Cotton shortage means more expensive clothing
The crop in India, the world's second largest cotton grower with 23.5 million bales in 2009, suffered from widespread flooding, as did Pakistan. Some of production-king China's crop (32 million bales in 2009) may have fallen victim to unusually cold weather. Fortunately, the U.S. crop, in 2009, third largest in the world at 12.2 million bales, promises to be bountiful, else the price pressure would be even greater. The U.S. is the world's largest exporter of cotton.
The real culprit in spiking prices, however, is demand in the emerging markets. Producers, fearing a severe shortfall, are spending freely to assure a continued supply of the fabric, and some speculators have jumped into the volatile market.
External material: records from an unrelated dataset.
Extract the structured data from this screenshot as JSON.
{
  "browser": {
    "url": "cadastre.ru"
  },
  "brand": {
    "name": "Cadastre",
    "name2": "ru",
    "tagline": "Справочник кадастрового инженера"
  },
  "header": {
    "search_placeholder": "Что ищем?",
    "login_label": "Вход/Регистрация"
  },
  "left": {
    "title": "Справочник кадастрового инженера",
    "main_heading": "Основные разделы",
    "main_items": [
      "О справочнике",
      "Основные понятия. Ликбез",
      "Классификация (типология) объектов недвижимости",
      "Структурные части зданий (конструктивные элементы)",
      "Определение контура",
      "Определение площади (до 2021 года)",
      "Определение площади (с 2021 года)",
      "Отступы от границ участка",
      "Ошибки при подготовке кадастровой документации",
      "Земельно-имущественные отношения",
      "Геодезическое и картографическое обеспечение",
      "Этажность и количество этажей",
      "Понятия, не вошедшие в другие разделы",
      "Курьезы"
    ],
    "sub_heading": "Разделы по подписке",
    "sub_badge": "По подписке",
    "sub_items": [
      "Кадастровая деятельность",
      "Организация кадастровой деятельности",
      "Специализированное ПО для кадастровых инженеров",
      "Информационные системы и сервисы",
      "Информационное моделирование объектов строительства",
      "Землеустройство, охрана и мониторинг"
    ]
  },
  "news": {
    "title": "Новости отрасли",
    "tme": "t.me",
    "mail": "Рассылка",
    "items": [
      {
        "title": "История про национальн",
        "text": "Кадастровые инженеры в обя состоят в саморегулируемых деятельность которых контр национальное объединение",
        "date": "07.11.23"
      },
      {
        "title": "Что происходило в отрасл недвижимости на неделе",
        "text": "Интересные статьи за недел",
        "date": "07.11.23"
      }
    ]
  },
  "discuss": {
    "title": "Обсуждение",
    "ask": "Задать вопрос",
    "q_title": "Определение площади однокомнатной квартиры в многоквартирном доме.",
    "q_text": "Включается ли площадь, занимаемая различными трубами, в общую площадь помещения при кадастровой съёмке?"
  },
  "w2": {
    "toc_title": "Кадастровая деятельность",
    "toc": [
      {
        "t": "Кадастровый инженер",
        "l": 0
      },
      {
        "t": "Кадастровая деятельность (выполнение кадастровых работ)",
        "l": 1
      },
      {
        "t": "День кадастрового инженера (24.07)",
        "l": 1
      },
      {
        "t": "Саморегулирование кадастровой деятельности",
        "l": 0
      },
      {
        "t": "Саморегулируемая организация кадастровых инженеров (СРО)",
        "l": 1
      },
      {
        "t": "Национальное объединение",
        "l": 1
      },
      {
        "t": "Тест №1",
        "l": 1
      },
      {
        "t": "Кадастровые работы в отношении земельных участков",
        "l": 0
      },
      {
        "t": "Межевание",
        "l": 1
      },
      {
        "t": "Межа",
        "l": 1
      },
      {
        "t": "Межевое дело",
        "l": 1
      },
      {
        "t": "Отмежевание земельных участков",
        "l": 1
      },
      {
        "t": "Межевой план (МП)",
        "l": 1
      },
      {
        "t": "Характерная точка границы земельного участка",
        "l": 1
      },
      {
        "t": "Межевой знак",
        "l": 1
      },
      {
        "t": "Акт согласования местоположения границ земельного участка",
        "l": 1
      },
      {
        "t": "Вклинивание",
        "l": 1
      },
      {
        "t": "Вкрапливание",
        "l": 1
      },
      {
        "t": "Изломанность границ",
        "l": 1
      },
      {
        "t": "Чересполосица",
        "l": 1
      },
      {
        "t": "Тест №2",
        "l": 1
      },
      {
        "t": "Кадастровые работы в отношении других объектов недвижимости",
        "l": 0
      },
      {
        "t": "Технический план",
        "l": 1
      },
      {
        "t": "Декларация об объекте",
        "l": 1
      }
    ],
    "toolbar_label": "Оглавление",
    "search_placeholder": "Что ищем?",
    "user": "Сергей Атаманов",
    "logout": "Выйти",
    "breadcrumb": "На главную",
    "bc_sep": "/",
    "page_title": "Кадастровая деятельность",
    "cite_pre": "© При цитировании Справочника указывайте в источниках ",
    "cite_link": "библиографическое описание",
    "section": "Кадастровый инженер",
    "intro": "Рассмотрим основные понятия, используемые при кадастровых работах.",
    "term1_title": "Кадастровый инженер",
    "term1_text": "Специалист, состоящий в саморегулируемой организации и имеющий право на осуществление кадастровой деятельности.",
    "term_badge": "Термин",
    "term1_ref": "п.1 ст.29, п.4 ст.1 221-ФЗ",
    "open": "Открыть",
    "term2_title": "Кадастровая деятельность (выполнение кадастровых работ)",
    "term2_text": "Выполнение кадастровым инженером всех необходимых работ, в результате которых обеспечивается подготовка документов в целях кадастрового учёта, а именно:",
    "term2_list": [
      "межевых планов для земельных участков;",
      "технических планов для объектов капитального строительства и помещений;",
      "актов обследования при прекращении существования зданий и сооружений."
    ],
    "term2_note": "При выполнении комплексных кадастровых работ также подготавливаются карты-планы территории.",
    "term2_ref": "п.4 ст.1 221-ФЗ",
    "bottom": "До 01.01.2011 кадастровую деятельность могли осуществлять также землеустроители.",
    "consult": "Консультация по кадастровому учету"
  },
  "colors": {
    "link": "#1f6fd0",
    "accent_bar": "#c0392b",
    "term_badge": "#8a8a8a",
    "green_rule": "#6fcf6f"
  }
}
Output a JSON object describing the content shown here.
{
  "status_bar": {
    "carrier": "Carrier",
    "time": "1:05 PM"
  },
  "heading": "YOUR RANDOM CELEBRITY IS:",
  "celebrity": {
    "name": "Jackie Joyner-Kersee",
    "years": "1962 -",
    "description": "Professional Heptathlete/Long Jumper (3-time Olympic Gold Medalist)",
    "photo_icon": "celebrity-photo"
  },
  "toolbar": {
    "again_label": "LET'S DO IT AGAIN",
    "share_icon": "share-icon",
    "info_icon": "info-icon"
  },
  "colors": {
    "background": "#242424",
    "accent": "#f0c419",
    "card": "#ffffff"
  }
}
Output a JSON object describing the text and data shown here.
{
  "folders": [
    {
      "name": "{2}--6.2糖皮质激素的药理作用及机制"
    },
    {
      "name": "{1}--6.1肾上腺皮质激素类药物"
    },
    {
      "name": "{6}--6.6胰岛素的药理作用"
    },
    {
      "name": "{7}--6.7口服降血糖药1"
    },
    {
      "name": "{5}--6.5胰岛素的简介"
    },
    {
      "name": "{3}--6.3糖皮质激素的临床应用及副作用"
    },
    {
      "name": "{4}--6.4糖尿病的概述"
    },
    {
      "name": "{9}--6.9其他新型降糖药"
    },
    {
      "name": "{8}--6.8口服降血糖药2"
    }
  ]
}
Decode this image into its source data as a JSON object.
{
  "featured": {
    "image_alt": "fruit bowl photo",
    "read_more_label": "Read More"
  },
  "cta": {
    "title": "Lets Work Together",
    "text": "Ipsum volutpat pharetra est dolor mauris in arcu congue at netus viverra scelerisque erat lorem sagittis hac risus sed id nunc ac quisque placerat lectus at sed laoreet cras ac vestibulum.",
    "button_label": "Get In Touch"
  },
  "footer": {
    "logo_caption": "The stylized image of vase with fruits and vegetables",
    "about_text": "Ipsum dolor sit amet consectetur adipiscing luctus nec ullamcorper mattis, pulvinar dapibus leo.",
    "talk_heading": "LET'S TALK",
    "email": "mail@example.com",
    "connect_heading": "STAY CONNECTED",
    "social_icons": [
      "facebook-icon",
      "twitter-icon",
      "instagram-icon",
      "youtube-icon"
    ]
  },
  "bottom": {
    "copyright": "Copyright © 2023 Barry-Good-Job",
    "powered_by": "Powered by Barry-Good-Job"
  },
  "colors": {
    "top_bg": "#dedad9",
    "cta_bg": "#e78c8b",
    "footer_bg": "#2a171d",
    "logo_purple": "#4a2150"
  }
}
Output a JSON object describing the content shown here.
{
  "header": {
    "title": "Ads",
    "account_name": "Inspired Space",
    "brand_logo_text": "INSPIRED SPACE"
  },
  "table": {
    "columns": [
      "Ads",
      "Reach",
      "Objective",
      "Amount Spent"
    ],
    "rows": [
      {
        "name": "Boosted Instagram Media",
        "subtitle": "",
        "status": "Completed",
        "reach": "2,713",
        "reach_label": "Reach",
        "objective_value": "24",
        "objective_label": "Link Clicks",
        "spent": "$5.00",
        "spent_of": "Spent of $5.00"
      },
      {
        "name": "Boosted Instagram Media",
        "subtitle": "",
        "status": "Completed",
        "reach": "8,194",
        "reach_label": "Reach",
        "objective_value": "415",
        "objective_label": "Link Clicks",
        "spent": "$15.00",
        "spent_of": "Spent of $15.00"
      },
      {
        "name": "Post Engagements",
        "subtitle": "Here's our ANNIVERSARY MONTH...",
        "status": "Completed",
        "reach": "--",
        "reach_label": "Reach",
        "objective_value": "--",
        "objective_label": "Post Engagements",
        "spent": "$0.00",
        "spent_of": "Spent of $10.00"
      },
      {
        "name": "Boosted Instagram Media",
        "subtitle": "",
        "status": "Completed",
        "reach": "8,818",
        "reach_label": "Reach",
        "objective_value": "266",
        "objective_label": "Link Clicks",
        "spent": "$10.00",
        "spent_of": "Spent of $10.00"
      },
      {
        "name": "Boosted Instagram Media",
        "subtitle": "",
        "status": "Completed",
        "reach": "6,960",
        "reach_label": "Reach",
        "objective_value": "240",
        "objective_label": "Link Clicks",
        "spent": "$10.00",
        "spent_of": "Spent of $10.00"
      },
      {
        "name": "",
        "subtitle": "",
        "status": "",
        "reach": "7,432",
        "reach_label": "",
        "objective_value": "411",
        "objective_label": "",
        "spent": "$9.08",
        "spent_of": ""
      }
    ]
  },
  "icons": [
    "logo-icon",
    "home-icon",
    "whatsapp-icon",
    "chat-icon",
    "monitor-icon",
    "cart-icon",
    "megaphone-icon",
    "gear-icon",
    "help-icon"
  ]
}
The price of cotton, as measured by National Cotton Council of America's world index, has risen from under $0.93 in June to around $1.27 a pound. The United States Department of Agriculture projects consumption in 2010 will outstrip production by around 4 million bales.
Some companies will try to move clothing production to a cheaper venue to offset higher material costs, according to the New York Times. Others will try to shave the bottom line by switching to synthetics, but that strategy is proving dicey. The Wall Street Journal (subscription required) reports that polyester is also growing more expensive, up by as much as 25%, again due to demand of the same manufacturers looking for an alternative to cotton, as well as fluctuations in oil prices.
Where will you see the effect of the shortage? In your shorts, according to the WSJ, which reported that Hanesbrands, makers of Hanes and Playtex clothes, plans to raise prices by 3-4% this spring. Look for other clothing manufacturers to follow suit.